The Office of Congressional Ethics found “substantial reason to believe” (last year) that Rep. David Schwikert used official resources (aka time and congressional staff) for campaign activities, according to a report now released by the House Ethics Committee. OCE referred the case, which also involves concerns that Schweikert accepted campaign gifts from congressional employees, to the House Ethics committee. House Ethics is legally obligated to release OCE reports if the panel hasn’t concluded its review within a year of referral — it hasn’t.
In on-brand-content news, Devin Nunes is suing an ethics watchdog group for filing ethics complaints about Nunes. Meanwhile, Nunes dropped his lawsuit against constituents for calling him a “fake farmer.” Is this a Jack Donaghy joke?
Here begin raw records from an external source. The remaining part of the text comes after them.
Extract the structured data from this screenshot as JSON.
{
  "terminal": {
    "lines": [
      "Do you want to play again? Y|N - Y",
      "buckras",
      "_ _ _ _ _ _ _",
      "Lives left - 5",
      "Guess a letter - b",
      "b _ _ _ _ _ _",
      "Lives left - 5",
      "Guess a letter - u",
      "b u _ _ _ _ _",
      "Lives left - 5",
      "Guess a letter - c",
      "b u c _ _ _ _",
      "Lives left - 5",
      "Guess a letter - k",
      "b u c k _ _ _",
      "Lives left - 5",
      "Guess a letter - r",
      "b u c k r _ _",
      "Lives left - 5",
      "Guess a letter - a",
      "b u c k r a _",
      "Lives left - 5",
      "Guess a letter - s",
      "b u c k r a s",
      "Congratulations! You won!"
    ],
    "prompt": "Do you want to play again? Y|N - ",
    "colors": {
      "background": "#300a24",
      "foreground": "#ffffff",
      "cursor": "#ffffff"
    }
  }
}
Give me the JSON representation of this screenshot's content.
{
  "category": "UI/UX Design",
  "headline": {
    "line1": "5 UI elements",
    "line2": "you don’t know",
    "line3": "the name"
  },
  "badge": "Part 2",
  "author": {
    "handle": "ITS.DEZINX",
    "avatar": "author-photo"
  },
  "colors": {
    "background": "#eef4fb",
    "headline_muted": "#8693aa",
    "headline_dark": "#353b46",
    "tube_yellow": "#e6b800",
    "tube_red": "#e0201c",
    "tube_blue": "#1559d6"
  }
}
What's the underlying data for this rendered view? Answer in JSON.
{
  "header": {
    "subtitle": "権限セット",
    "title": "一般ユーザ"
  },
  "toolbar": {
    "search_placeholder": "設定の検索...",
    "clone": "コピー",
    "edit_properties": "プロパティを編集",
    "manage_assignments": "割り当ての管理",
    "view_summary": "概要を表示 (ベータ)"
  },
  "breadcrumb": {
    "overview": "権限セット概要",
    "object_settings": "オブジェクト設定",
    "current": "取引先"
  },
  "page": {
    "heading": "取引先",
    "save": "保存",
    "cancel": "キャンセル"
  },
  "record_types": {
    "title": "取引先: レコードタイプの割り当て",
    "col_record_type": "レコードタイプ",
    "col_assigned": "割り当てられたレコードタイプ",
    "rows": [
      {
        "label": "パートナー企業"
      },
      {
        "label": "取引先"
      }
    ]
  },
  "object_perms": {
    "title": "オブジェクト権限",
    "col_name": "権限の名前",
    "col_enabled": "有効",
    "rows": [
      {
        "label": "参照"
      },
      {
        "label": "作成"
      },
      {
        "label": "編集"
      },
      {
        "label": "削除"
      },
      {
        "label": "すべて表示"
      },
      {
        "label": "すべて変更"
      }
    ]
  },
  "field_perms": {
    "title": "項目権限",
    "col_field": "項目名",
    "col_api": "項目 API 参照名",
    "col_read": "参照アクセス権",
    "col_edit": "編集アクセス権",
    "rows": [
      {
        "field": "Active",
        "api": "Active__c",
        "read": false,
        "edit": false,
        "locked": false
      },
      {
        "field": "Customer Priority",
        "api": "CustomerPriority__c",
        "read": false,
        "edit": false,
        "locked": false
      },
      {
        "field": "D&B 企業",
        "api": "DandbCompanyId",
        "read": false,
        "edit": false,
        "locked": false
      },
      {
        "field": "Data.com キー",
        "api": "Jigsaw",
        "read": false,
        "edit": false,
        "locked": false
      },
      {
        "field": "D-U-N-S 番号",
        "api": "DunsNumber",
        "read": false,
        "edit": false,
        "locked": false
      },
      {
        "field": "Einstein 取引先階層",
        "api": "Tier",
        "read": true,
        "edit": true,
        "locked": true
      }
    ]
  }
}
House Judiciary is investigating whether Trump promised pardons to employees who are, potentially illegally, advancing border wall construction. Hmm.
Corruption charges against Aaron Schock have been dropped; the former Republican Congressman struck a deal with prosecutors earlier this year. House Ethics’s investigation of Schock per OCE’s referral stopped when Schock resigned.
WHO’S ON THE HILL?
Congress has a diversity problem: Members’ diversity may be on the rise but senior staff are disproportionately white; only 13.7% of top House staff are people of color. A subcommittee of the APSA Task Force Project on Congressional Reform has suggestions of how Congress can get its ranks to reflect the constituency it represents. Highlights include collecting machine readable demographic and pay data, regular outreach to HBCUs, and modernizing job listings.
3 more lawmakers announced plans to retire: California Democrat Susan Davis, longtime Republican Rep. Sensenbrenner, and Rep. Bill Flores (R) have been added to the House press gallery’s “casualty list.” Last election cycle, 26 Republicans and 8 Democrats left Congress.
The Washington Post noted that 22% of Texas Republicans are leaving.
We should see less of each other: Legistorm reports that members of Congress held fewer town halls this year than in prior non-election-year recesses. There were 512 in-person town halls this recess, compared to 727 in 2015.
ON YOUR RADAR
Are Senate rules restraints or tools? James Wallner says “both.”
The first bicameral bipartisan Cyber Day on the Hill brought together tech experts from cyber security firms, major companies like Google and Facebook, as well as public interest groups and the House of Representatives to teach attendees best practices for keeping their office and personal data safe. The one piece of advice that came up in the off-the-record event? We’re not telling.
Get to know one of the First Branch Forecast authors in the Fulcrum.
More than 40 delegates from 16 countries came to DC in July to discuss world-wide threats to democracy like rising authoritarianism, anti-democratic propaganda, and political polarization at the first ever House Democracy Partnership (HDP) Leadership Forum.
Live out your journalist/researcher dreams by helping MuckRock sort through 90 annual FOIA reports.
Lawmakers are back, here are this week’s hearings to watch out for:
• The Committee on House Administration will have an oversight hearing examining the renovations of the Cannon building at 10 in Longworth 1310. Stream here.
• House Appropriations CJS subcommittee will have an oversight hearing for DOJ’s Community Relations Service at 10 in the Capitol room H-309
• R Street will host an update on the House Modernization Committee on Tuesday.
Down the line:
• Happy (early) birthday to the Constitution! Celebrate with the Library of Congress at their event “The State of the Constitution” on Tuesday September 17 at 5:30 in the Mumford Room of the Library’s Madison Building.
• Monday September 23, the Bipartisan Policy Center in partnership with the National Conference of State Legislatures will host an event looking at what the Fix Congress committee can learn from state legislatures.